  4. Bossio RE, Marshall AG (2002). "Baseline resolution of isobaric phosphorylated and sulfated peptides and nucleotides by electrospray ionization FTICR ms: another step toward mass spectrometry-based proteomics". Anal. Chem. 74 (7): 1674–9. doi:10.1021/ac0108461. PMID 12033259. {{cite journal}}: Unknown parameter |month= ignored (help)
  5. He F, Hendrickson CL, Marshall AG (2001). "Baseline mass resolution of peptide isobars: a record for molecular mass resolution". Anal. Chem. 73 (3): 647–50. doi:10.1021/ac000973h. PMID 11217775. {{cite journal}}: Unknown parameter |month= ignored (help)CS1 maint: multiple names: authors list (link)
  6. Solouki T, Marto JA, White FM, Guan S, Marshall AG (1995). "Attomole biomolecule mass analysis by matrix-assisted laser desorption/ionization Fourier transform ion cyclotron resonance". Anal. Chem. 67 (22): 4139–44. doi:10.1021/ac00118a017. PMID 8633766. {{cite journal}}: Unknown parameter |month= ignored (help)CS1 maint: multiple names: authors list (link)
  7. Marshall, A (2002). "Fourier transform ion cyclotron resonance detection: principles and experimental configurations". International Journal of Mass Spectrometry. 215: 59. doi:10.1016/S1387-3806(01)00588-7.
  8. "UBC Chemistry Personnel: Melvin B. Comisarow". University of British Columbia.
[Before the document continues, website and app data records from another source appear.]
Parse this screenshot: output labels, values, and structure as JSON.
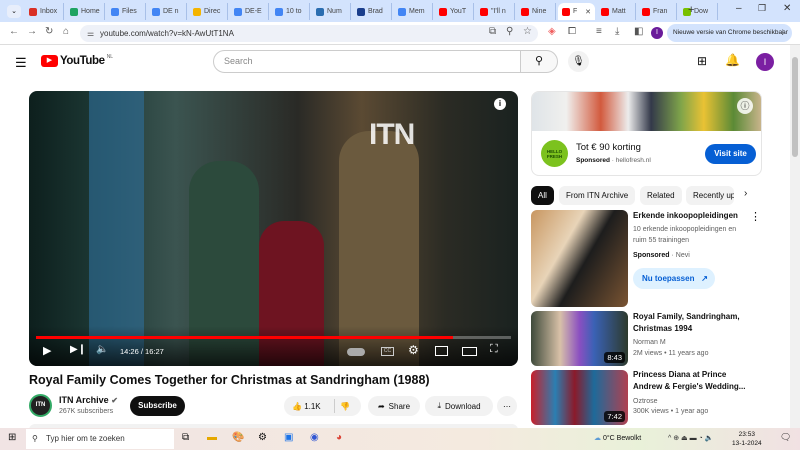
{
  "browser": {
    "tabs": [
      {
        "label": "Inbox",
        "color": "#d93025"
      },
      {
        "label": "Home",
        "color": "#1ea362"
      },
      {
        "label": "Files",
        "color": "#4285f4"
      },
      {
        "label": "DE n",
        "color": "#4285f4"
      },
      {
        "label": "Direc",
        "color": "#f4b400"
      },
      {
        "label": "DE-E",
        "color": "#4285f4"
      },
      {
        "label": "10 to",
        "color": "#4285f4"
      },
      {
        "label": "Num",
        "color": "#2a6db0"
      },
      {
        "label": "Brad",
        "color": "#1a3e8c"
      },
      {
        "label": "Mem",
        "color": "#4285f4"
      },
      {
        "label": "YouT",
        "color": "#ff0000"
      },
      {
        "label": "\"I'll n",
        "color": "#ff0000"
      },
      {
        "label": "Nine",
        "color": "#ff0000"
      },
      {
        "label": "F",
        "color": "#ff0000",
        "active": true
      },
      {
        "label": "Matt",
        "color": "#ff0000"
      },
      {
        "label": "Fran",
        "color": "#ff0000"
      },
      {
        "label": "Dow",
        "color": "#78c000"
      }
    ],
    "url": "youtube.com/watch?v=kN-AwUtT1NA",
    "update_label": "Nieuwe versie van Chrome beschikbaar",
    "profile_initial": "I"
  },
  "youtube": {
    "logo": "YouTube",
    "region": "NL",
    "search_placeholder": "Search",
    "avatar_initial": "I",
    "player": {
      "watermark": "ITN",
      "time": "14:26 / 16:27",
      "progress": 0.877
    },
    "video_title": "Royal Family Comes Together for Christmas at Sandringham (1988)",
    "channel": {
      "name": "ITN Archive",
      "subscribers": "267K subscribers",
      "avatar_text": "ITN"
    },
    "subscribe_label": "Subscribe",
    "likes": "1.1K",
    "share_label": "Share",
    "download_label": "Download",
    "ad": {
      "title": "Tot € 90 korting",
      "sponsored": "Sponsored",
      "domain": "hellofresh.nl",
      "logo_text": "HELLO FRESH",
      "cta": "Visit site"
    },
    "chips": [
      "All",
      "From ITN Archive",
      "Related",
      "Recently up"
    ],
    "ad2": {
      "title": "Erkende inkoopopleidingen",
      "desc": "10 erkende inkoopopleidingen en ruim 55 trainingen",
      "sponsored": "Sponsored",
      "advertiser": "Nevi",
      "cta": "Nu toepassen"
    },
    "recs": [
      {
        "title": "Royal Family, Sandringham, Christmas 1994",
        "channel": "Norman M",
        "meta": "2M views • 11 years ago",
        "duration": "8:43"
      },
      {
        "title": "Princess Diana at Prince Andrew & Fergie's Wedding...",
        "channel": "Oztrose",
        "meta": "300K views • 1 year ago",
        "duration": "7:42"
      }
    ]
  },
  "taskbar": {
    "search_placeholder": "Typ hier om te zoeken",
    "weather": "0°C  Bewolkt",
    "time": "23:53",
    "date": "13-1-2024"
  }
}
Retrieved 2009-11-05.
  9. M.B. Comisarow and A.G. Marshall, Chem. Phys. Lett. 25, 282 (1974)
  10. S. Guan, A. G. Marshall, Int. J. Mass Spectrom., 146/147 (1995) 261
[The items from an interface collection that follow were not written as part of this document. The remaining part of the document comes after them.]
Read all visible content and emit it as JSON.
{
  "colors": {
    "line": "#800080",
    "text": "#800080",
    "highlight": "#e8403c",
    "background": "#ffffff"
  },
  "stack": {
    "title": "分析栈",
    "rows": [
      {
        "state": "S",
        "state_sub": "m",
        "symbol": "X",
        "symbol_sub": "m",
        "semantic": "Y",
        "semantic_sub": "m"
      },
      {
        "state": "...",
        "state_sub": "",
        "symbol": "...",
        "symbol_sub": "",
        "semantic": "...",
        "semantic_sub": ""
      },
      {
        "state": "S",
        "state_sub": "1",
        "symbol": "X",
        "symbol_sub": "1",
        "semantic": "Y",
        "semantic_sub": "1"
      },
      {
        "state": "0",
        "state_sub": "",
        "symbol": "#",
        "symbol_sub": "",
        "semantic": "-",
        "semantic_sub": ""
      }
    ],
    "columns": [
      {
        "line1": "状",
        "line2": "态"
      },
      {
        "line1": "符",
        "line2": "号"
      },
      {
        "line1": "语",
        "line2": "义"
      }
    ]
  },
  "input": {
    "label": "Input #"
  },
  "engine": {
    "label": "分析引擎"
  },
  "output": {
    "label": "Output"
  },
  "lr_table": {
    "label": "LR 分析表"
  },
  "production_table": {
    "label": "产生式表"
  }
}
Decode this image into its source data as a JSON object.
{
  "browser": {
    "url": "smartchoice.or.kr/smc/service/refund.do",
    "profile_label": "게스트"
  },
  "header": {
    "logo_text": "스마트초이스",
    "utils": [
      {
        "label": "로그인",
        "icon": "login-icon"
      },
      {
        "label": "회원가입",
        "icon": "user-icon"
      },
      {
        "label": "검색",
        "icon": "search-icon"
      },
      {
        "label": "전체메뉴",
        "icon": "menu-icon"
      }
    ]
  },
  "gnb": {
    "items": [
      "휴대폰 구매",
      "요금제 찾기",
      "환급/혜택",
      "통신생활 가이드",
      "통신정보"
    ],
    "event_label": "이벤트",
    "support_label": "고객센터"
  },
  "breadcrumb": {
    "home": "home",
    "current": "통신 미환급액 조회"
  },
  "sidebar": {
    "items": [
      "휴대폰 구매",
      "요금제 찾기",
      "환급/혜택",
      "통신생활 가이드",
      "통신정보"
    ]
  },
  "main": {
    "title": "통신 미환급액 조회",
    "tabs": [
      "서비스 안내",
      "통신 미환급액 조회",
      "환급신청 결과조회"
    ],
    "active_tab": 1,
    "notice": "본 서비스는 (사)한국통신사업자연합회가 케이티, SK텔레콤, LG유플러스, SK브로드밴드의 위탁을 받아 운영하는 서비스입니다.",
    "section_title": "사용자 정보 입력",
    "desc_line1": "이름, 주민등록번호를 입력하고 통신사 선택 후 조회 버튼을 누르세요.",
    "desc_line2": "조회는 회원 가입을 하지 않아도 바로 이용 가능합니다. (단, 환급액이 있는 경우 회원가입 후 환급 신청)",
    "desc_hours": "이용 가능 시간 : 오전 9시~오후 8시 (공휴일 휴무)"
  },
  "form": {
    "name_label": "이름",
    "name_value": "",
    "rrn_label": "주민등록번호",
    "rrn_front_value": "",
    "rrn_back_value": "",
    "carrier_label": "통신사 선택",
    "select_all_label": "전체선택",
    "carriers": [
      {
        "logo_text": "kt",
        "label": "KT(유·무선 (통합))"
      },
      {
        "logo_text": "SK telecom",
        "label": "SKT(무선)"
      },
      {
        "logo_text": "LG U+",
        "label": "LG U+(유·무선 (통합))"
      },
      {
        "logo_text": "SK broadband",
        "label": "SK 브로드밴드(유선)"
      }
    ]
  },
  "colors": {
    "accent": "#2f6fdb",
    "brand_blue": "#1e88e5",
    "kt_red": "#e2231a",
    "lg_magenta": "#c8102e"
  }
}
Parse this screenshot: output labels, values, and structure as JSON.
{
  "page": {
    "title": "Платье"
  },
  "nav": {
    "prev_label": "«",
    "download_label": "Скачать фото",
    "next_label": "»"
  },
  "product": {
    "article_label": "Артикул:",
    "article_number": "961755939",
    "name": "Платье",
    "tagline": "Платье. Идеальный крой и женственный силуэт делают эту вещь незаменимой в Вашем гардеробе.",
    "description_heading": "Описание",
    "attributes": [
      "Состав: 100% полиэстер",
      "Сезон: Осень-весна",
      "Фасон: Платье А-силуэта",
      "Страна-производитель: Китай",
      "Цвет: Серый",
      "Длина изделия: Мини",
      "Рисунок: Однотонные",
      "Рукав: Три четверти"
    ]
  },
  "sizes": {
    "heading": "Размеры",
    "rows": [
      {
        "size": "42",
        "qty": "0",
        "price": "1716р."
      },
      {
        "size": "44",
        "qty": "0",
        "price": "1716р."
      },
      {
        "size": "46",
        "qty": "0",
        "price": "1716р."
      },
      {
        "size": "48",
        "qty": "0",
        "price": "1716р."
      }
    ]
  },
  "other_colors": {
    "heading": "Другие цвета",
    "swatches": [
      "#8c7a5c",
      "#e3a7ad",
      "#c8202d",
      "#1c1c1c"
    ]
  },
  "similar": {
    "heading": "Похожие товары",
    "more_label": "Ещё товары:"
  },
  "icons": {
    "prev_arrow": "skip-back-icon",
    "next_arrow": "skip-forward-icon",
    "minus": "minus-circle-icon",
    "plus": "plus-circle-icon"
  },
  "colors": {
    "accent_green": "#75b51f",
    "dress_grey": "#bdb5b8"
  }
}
  11. Kanawati, B. (2007). "Characterization of a new open cylindrical ion cyclotron resonance cell with unusual geometry". Review of Scientific Instruments. 78: 074102. doi:10.1063/1.2751100. {{cite journal}}: |first2= missing |last2= (help)
  12. Kanawati, B (2008). "Characterization of a new open cylindrical ICR cell for ion–ion collision studies☆". International Journal of Mass Spectrometry. 269: 12. doi:10.1016/j.ijms.2007.09.007. {{cite journal}}: |first2= missing |last2= (help)
  13. Cody, R. B. (1987). "Stored waveform inverse fourier transform excitation for obtaining increased parent ion selectivity in collisionally activated dissociation: Preliminary results". Rapid Communications in Mass Spectrometry. 1: 99. doi:10.1002/rcm.1290010607. {{cite journal}}: |first2= missing |last2= (help); |first3= missing |last3= (help); |first4= missing |last4= (help)